In Guelph, demonstrators marched from City Hall to Guelph General Hospital to show their support for medical workers. Since 2019, the application of Bill 124, recently declared unconstitutional, has limited nurses' and public sector workers' wages to a 1% annual increase despite a $4 billion surplus in provincial healthcare funds. As Ontario has started diverting the surgical backlog it created from the public sector into private clinics, healthcare workers were eager to speak out about the levels of neglect they and the entire Ontario public healthcare system have been facing.
"During the pandemic, everyone's heard the stories, policies weren't always in the patients best favour" says Ashley, a registered practicing nurse: "unfortunately, there's been a lot of that".
Reports of hospital closures in rural Ontario have been ongoing since late 2022. In Huron County, Wingham, Seaforth, and Clinton hospitals have been on rotating closures for up to five weekends in a row due to nursing shortages. The South Grey-Bruce Health Unit in Chesley and the Perth Hospital have been met with similar closures.

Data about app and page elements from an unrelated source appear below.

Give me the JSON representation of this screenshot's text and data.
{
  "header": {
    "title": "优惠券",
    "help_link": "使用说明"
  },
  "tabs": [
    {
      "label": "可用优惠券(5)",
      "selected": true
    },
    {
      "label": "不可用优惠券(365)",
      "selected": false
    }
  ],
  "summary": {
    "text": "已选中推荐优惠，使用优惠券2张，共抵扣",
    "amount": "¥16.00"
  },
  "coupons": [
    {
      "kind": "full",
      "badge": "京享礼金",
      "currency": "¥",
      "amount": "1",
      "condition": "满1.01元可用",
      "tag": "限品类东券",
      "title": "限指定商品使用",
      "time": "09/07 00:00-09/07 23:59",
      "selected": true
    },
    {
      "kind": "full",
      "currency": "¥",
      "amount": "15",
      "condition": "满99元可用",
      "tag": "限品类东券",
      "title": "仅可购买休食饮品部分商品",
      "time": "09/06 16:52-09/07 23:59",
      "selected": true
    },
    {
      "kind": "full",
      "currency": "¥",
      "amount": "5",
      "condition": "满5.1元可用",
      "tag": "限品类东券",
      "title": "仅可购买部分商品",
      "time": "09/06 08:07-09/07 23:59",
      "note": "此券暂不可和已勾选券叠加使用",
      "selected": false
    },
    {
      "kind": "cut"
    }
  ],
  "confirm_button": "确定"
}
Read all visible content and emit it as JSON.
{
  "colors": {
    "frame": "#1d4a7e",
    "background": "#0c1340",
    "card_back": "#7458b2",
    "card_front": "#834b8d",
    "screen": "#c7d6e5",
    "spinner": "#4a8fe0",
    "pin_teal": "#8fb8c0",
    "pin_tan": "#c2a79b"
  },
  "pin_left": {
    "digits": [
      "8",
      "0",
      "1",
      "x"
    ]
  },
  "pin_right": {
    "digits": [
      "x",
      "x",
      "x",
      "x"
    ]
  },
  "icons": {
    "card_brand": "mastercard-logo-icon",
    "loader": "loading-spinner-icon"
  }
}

The town of Minden, located approximately 100km north of Peterborough, had to close its ER on June 1 of this year.